The afternoon of day four found us getting a little frustrated. We found a lone tree that offered good visibility south of camp so we hunkered down for a calling and napping session. After about two hours our napping was starting to beat out our calling. I woke up to sweat and bugs and shifted to get back inside the shadow. A bank of clouds about a half hour away was oozing its way toward the sun. Stephen was still snoozing as I thought through the next hour or so. I would wait patiently until the clouds reached the sun to provide us some much-needed relief. Then I’d start up some more calls spaced about 15 minutes apart.
My half-hour ETA for the clouds proved to be more like an hour, but they finally did arrive. After a few minutes of relishing the shade, I figured it was time to start making noise. I cupped my mouth, clamped a nostril, breathed deep, and let loose the loudest, juiciest “Eeeeeuugh” I could muster. I kept looking out the corner of my eye for Stephen to jump since he was really out.
A Stephen-napjerk-induced snicker was just leaving my mouth when I heard over my left shoulder, a low “Ye-uh” from about a quarter mile away. Paydirt! A bull! It didn’t take much to whisper Stephen up. I gave the bull a couple minutes and “Eeeeugh”ed again. The bull came back with another “Ye-uh” from even closer and my heart was racing. We’d seen a couple smallish bulls up close so I kept having to push away thoughts of the little ones and hoping for a monster.

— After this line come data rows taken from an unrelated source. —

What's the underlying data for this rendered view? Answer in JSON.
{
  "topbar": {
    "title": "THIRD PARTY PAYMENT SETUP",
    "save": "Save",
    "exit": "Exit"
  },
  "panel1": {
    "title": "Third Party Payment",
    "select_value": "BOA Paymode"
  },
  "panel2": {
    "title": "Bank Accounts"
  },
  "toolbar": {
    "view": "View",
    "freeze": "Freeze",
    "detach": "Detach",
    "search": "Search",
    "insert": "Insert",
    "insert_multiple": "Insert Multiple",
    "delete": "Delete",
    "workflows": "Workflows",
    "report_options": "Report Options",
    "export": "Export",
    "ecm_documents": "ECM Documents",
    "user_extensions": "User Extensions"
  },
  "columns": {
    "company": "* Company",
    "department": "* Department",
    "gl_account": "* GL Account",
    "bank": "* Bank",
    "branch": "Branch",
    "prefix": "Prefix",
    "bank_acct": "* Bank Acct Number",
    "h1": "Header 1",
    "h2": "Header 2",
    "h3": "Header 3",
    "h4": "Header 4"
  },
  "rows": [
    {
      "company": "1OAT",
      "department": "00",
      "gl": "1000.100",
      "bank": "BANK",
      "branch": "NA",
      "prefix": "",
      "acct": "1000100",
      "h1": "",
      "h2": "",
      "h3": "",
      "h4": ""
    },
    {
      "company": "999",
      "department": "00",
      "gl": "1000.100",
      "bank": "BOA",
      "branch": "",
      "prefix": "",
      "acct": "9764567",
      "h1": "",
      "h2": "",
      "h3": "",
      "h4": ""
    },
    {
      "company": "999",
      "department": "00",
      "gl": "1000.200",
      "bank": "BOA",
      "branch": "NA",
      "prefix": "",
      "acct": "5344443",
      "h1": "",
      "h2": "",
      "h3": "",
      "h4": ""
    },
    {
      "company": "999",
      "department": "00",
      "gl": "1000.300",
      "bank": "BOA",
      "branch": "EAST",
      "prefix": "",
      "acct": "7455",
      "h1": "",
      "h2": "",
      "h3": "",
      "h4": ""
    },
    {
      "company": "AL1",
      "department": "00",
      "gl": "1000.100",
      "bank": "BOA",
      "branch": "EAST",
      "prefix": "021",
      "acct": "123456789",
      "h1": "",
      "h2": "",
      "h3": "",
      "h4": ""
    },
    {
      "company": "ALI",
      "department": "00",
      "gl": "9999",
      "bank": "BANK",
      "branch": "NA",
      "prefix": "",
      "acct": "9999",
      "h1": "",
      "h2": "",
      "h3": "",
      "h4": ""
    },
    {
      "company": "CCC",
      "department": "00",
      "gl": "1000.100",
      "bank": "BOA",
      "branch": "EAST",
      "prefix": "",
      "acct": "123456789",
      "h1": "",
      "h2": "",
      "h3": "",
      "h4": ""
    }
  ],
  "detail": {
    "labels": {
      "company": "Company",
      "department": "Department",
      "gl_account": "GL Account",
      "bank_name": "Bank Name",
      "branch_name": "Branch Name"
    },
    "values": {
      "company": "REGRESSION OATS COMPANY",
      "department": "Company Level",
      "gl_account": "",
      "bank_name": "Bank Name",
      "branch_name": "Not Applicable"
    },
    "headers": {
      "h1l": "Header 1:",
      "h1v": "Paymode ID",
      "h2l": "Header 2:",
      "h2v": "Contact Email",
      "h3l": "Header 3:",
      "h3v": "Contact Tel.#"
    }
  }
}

The tension built as the bull and I kept up our conversation. We each scooted around for a bit better cover and Stephen readied for a shot. We had agreed ahead of time Stephen would get first right of refusal. We had hunted together in a trophy elk unit in 2006 when I scored a nice bull but he came home empty-handed. Besides, he’s older! I never let him forget that, even though he has always been able to hike me into the ground, and likely will up until we’re both telling hunting stories from our Hoverounds.
I caught movement from the draw to our left, about 80 yards out. Plenty of antler flashed between a couple trees. Stephen saw him too. Its antlers looked much bigger than the few little ones we’d seen, but not the pig we saw way out north. I guessed maybe 50 inches wide or better. I asked “Gonna take him?”
The bull was moving in an arc around to our front, disappearing and reappearing through trees and low terrain. It felt like hours, but probably less than 10 seconds had passed since we first saw him. The bull stepped out into the open, broadside, then turned his head our way. Those big paddled antlers did look impressive this close and I was playing out in my mind how fast I could shoot if Stephen had said he’d pass.
He turned his head back broadside, my fingers were in my ears…BOOM! Stephen’s single shot .300 Win Mag roared. The bull hunched up from a good lung hit. It took a couple more steps then stopped. Stephen had already reloaded and cocked the hammer. The bull began walking again. I said “Kill him Stephen, hit him again.”
BOOM! That second shot probably wasn’t completely necessary, but they can never be too dead. Besides, each step was a step directly away from the direction we’d be packing the meat. This one knocked that bull over.
Everything was instantly back to the eerie dreamlike quiet that consumed this wilderness. We looked at each other in disbelief. I think it took until then for both of us to resume breathing. “You did it! We got one! We came up here and got one! Thank you God!” It took a couple minutes to collect our wits and get rid of the shakes.Vodpod videos no longer available.
We walked down to the bull and marveled at how enormous it was. My buddy from Wyoming wasn’t kidding when he said it was like shooting a Clydesdale horse. We’d seen big elk killed but this thing was an absolute monster. We got more pictures and strategized our plans for butchering. One tarp on which to lay the meat out. Another tarp to cover the meat. Knives, sharpeners, Wyoming saw, meat packs…check, check and check.